DAVOS, Switzerland (AP) — A top Chinese diplomat expressed hope Friday that Beijing’s dispute with Japan over islands claimed by both countries can be ‘‘controlled’’ soon, and a leading Chinese academic predicted it could be settled within two years.
Ambassador Liu Zhenmin, China’s envoy to the U.N. in Geneva, told a session on the sidelines of the World Economic Forum in Davos that his country hopes the new Japanese government will face up to history and reality ‘‘and take the right measures to overcome the difficulty in relations with China and bring relations back on the track of normal development.’’
Yan Xuetong, dean of the Institute of Modern International Relations at Tsinghua University, said he had ‘‘great confidence’’ the two governments could solve the problem themselves without outside help.
‘‘I think that they can settle down this dispute within two years,’’ Yan said.
Tensions between the two countries soared after the Japanese government purchased the uninhabited islands, known in Chinese as the Diaoyu and Japanese as the Senkaku, from their private Japanese owners in September. Liu said that move ‘‘seriously encroached upon China’s sovereignty.’’
Liu wouldn’t give a time frame for resolving the rival claims.
‘‘I hope the dispute over Diaoyu will be controlled soon, but I don’t know how long it will take,’’ he said.
‘‘There are many options for peaceful solution,’’ Liu added. ‘‘There might be negotiated settlement for resolving differences, but also there are some other results possible.’’
Yan, who is also a consultant to China’s Ministry of Commerce, said he thinks ‘‘shared interest will bring China and Japan to settle down their dispute because I think the value of these islands is not that much as the other interests of these countries.’’
Both sides have called for dialogue to avoid an armed confrontation, though Japan has rejected China’s demand that it acknowledge a sovereignty dispute. The islands are surrounded by rich fishing grounds and a potential wealth of gas, oil and other undersea resources.
For Chinese, the dispute has reawakened bitter memories of Japan’s conquest of Chinese territory beginning in 1895 and its brutal World War II occupation of much of the country.

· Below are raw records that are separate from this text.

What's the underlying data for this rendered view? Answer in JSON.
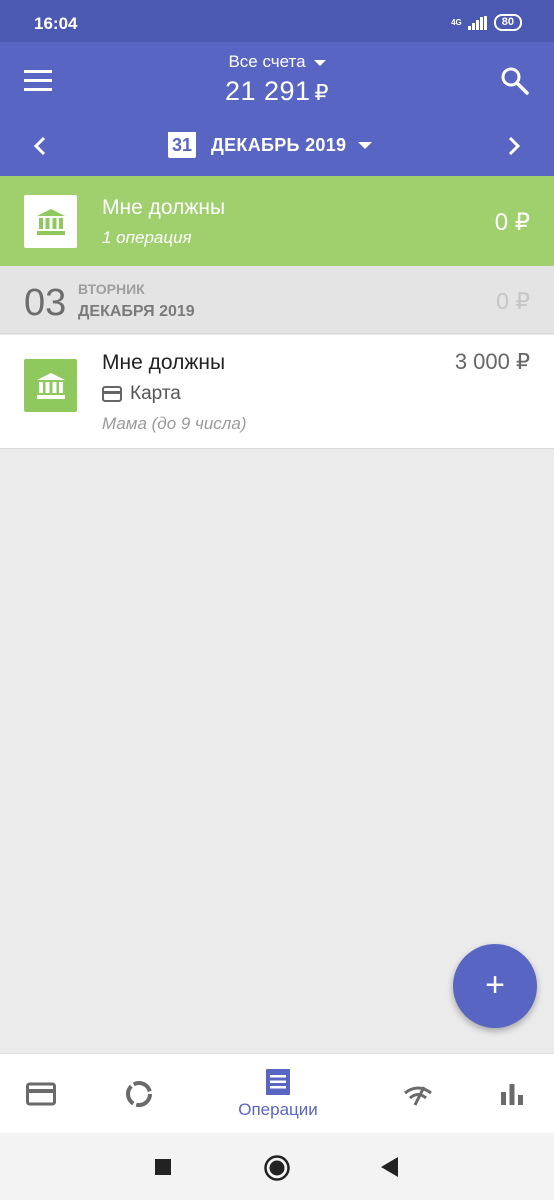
{
  "status_bar": {
    "time": "16:04",
    "network": "4G",
    "battery": "80"
  },
  "header": {
    "account_name": "Все счета",
    "balance": "21 291",
    "currency": "₽",
    "period_day": "31",
    "period_label": "ДЕКАБРЬ 2019"
  },
  "summary": {
    "title": "Мне должны",
    "subtitle": "1 операция",
    "amount": "0 ₽"
  },
  "date_group": {
    "day": "03",
    "weekday": "ВТОРНИК",
    "month": "ДЕКАБРЯ 2019",
    "amount": "0 ₽"
  },
  "transaction": {
    "title": "Мне должны",
    "account": "Карта",
    "note": "Мама (до 9 числа)",
    "amount": "3 000 ₽"
  },
  "fab": {
    "label": "+"
  },
  "bottom_nav": {
    "items": [
      {
        "icon": "card-icon",
        "label": ""
      },
      {
        "icon": "ring-chart-icon",
        "label": ""
      },
      {
        "icon": "operations-icon",
        "label": "Операции"
      },
      {
        "icon": "signal-icon",
        "label": ""
      },
      {
        "icon": "bar-chart-icon",
        "label": ""
      }
    ]
  },
  "colors": {
    "primary": "#5865c2",
    "status_bar": "#4b59b3",
    "green": "#9fd06d",
    "green_icon": "#8fc95e"
  }
}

Liu told one Davos session that the dispute with Japan, and a separate territorial dispute involving overlapping claims by six governments in the vast South China Sea, ‘‘are definitely challenges for China, which have definitely complicated China’s relations with its neighbors.’’
China claims it has sovereignty over virtually all of the South China Sea and Chinese paramilitary ships confronted Philippine vessels last year in a months-long standoff over a shoal that both claim. The Philippines this week formally notified China that it is seeking international arbitration to declare Beijing’s moves in the potentially oil-rich waters ‘‘unlawful.’’
Liu said ‘‘it will be very difficult to resolve’’ the South China Sea disputes ‘‘but I think negotiations will continue.’’
Liu also addressed China’s relationship with the United States which he called ‘‘one of most important yet complex relationships in the world.’’
‘‘China respects the security interests of the United States in the region, and welcomes its constructive role,’’ he said. ‘‘Likewise, the United States needs to respect Chinese interests and concerns in the region, so that we could increase candid discussions.’’
Liu said the United States should avoid taking sides in the territorial disputes.
‘‘Asia-Pacific region should not be an arena for China-U.S. competition or confrontation,’’ Liu said.